I’m not quite sure how a shield would ever do more than just stop an arrow or dart from the enemy, so to ‘extinguish’ a burning arrow seems to take the metaphor a little far (unless the Roman soldiers actually soaked their shields before battle for exactly this purpose), though faith is clearly up to the job.
The helmet will protect our heads: our thoughts, moods, attitudes, and so on, so salvation, as a spiritual and personal fact, should do the same. The head is an important area as this is where the enemy has long worked in us and he knows if he can beat us there he can vanquish us with depression or self-pity or deception. This is why Jesus utterly routed the enemy at Golgotha—‘the place of the skull.’
In many translations the phrase used in verse 17 is “the word of God,” which implies that it means just the Bible. If that were correct, Paul would have used the Greek word ‘logos,’ but the word he used is ‘rhēma’ which means ‘that which is spoken by a living voice,’ so it is referring to the prompting of the Holy Spirit just as much as to the ‘living word of God,’ which is living because it is illuminated and revealed by the Holy Spirit. So He may or may not directly quote the Bible, and as a consequence, I have used “words” in the plural as the best compromise, as it comfortably includes biblical wording, ie, quoting scripture in the face of temptation as Jesus did in the wilderness, but would also include anything given spontaneously by the Holy Spirit.
The role of prayer
18 and pray in the Spirit on every occasion with all sorts of prayers and petitions, staying alert in order to pray purposefully and tenaciously for all the saints. (MCV)

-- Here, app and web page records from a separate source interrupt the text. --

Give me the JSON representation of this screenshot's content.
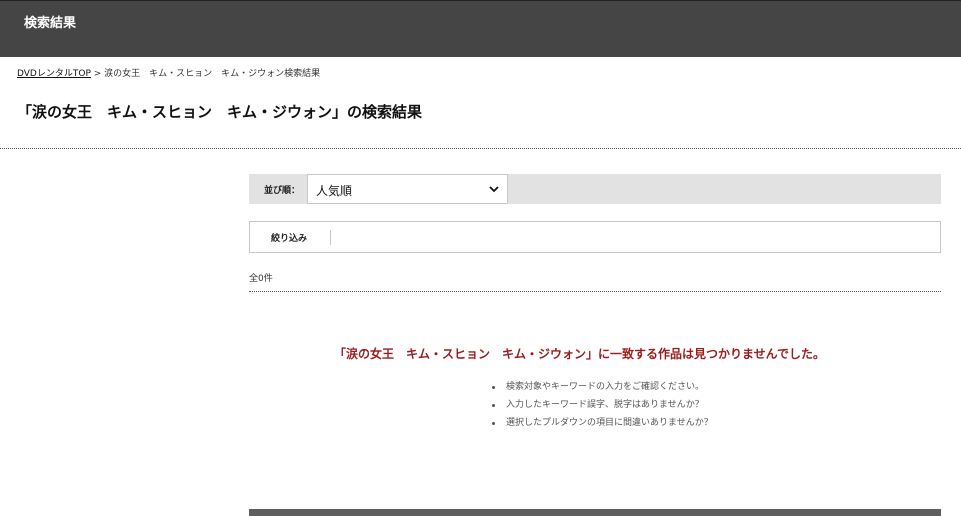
{
  "header": {
    "title": "検索結果"
  },
  "breadcrumb": {
    "home_label": "DVDレンタルTOP",
    "separator": ">",
    "current": "涙の女王　キム・スヒョン　キム・ジウォン検索結果"
  },
  "page_title": "「涙の女王　キム・スヒョン　キム・ジウォン」の検索結果",
  "sort": {
    "label": "並び順：",
    "selected": "人気順"
  },
  "filter": {
    "label": "絞り込み"
  },
  "result_count": "全0件",
  "no_result": {
    "message": "「涙の女王　キム・スヒョン　キム・ジウォン」に一致する作品は見つかりませんでした。",
    "hints": [
      "検索対象やキーワードの入力をご確認ください。",
      "入力したキーワード誤字、脱字はありませんか？",
      "選択したプルダウンの項目に間違いありませんか？"
    ]
  },
  "colors": {
    "header_bg": "#454545",
    "error_text": "#9b1c1c",
    "sortbar_bg": "#e2e2e2"
  }
}
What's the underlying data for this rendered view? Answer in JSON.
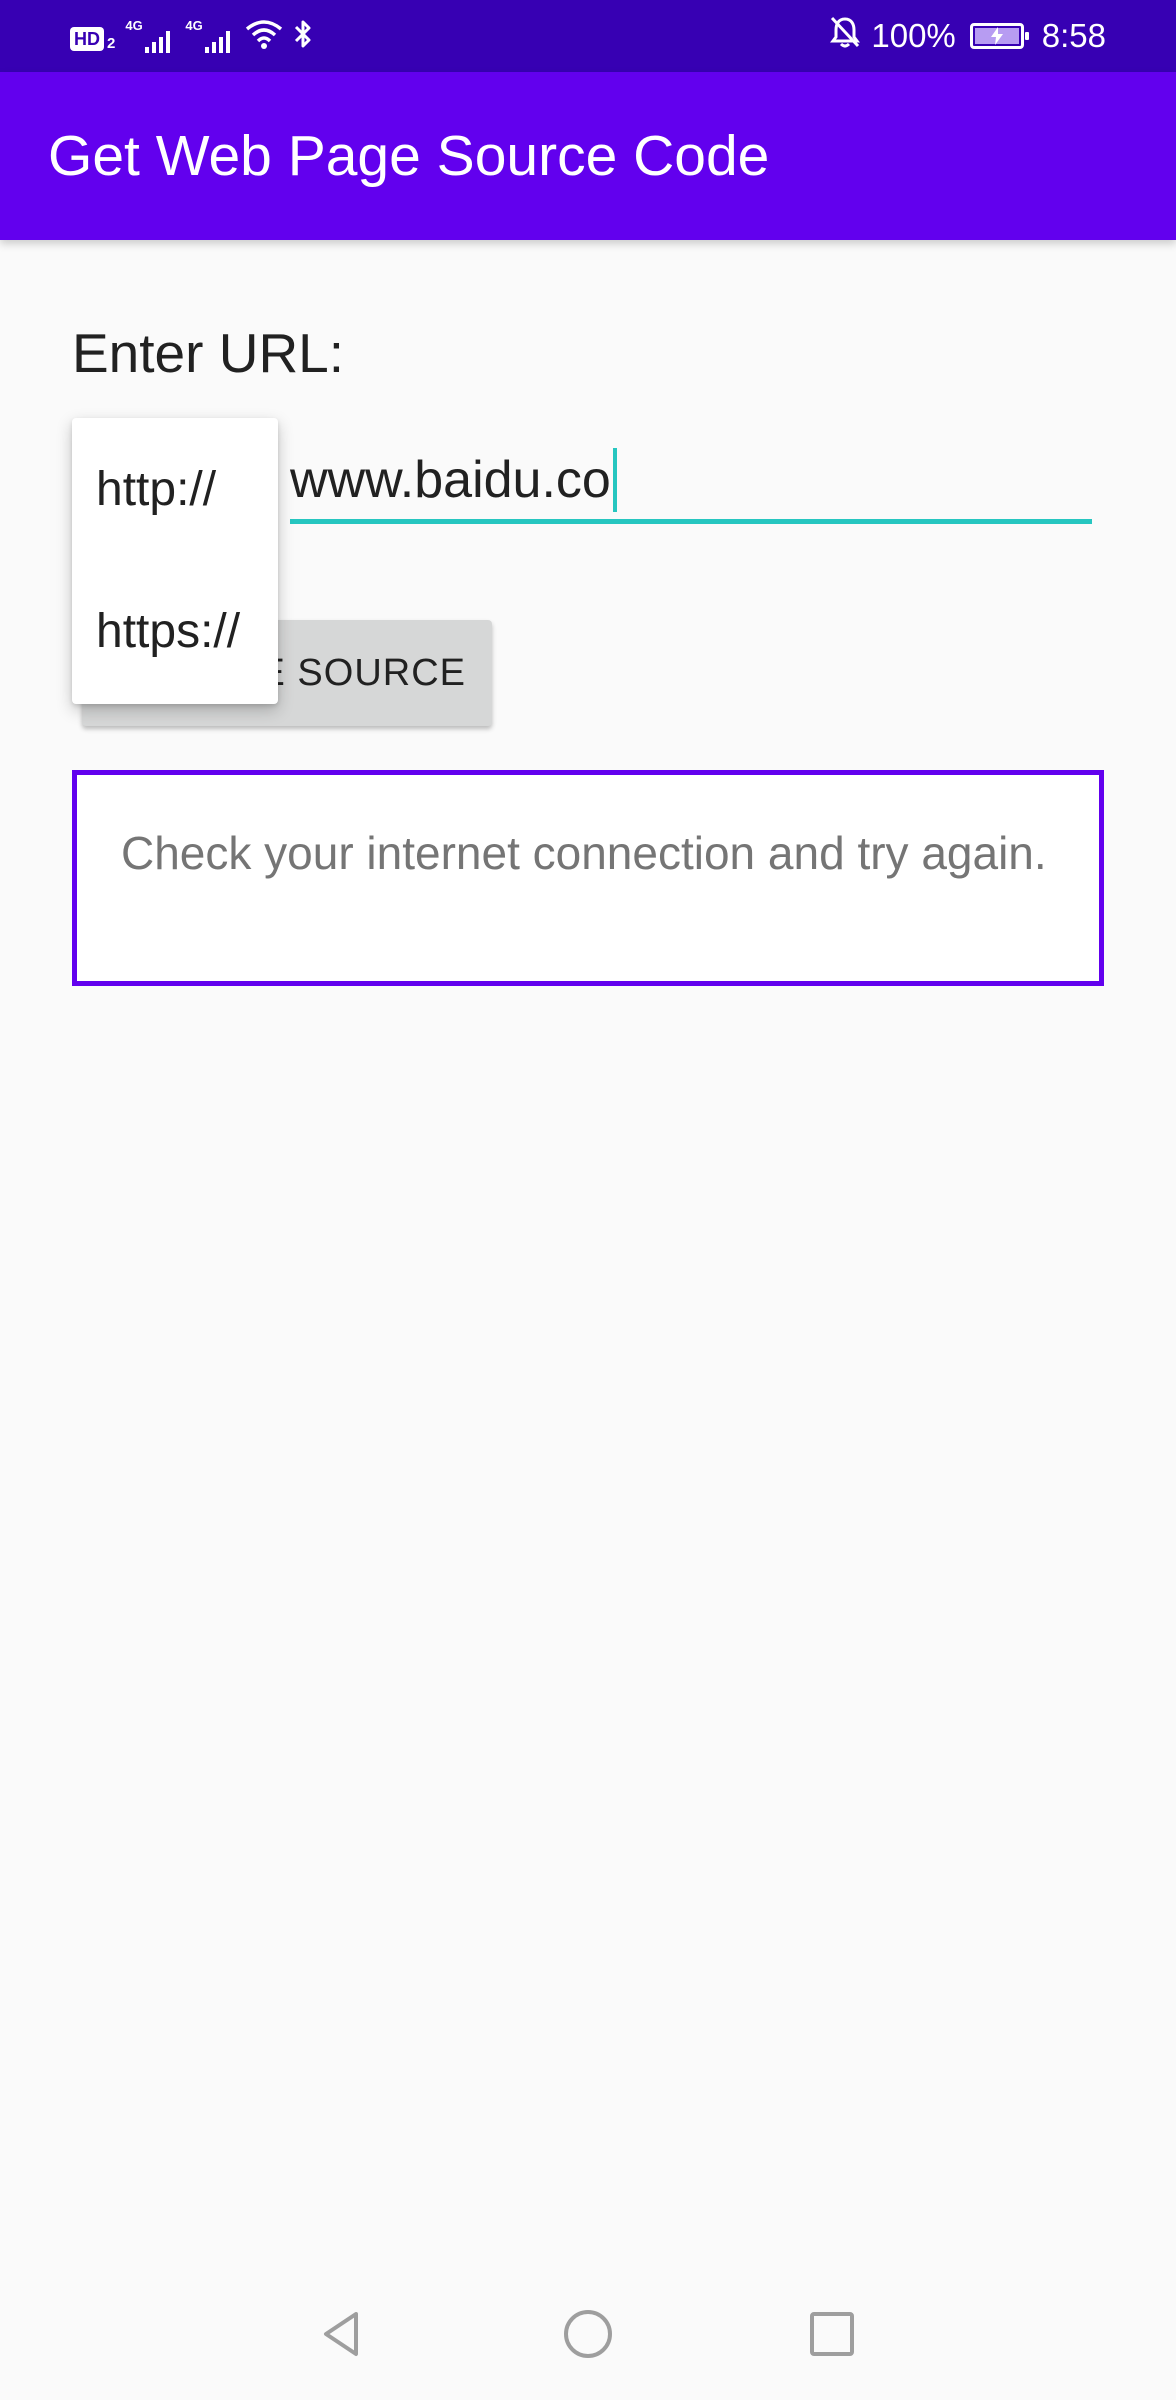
{
  "status_bar": {
    "hd_label": "HD",
    "hd_sub": "2",
    "network_1": "4G",
    "network_2": "4G",
    "battery_percent": "100%",
    "time": "8:58",
    "icons": [
      "signal-icon",
      "wifi-icon",
      "bluetooth-icon",
      "bell-off-icon",
      "battery-charging-icon"
    ]
  },
  "app_bar": {
    "title": "Get Web Page Source Code",
    "color": "#6200ee"
  },
  "form": {
    "url_label": "Enter URL:",
    "url_value": "www.baidu.co",
    "view_source_button": "E SOURCE",
    "accent_color": "#26c6c0"
  },
  "dropdown": {
    "options": [
      "http://",
      "https://"
    ]
  },
  "result": {
    "message": "Check your internet connection and try again.",
    "border_color": "#6200ee"
  },
  "nav_bar": {
    "icons": [
      "back-icon",
      "home-icon",
      "recents-icon"
    ]
  }
}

This prayer is the core of the battle we face: this is how we fight—in the Spirit, in persistent prayer. The part about staying alert means watching over each other so that we will always know when our supporting prayer is necessary. This implies living together and sharing our lives to such an extent that we are clearly aware of each other’s needs and attitudes, hopes and fears, weaknesses and failings, and so on. As a result, if the enemy tricks or attacks a brother or sister, those who are nearest will immediately be aware of the problem and what to pray about, so they will pray in the Spirit, relying on Him to direct their prayers to best effect, and thus bring release, forgiveness and restoration.
Bless you all, Geoff >ᴥ<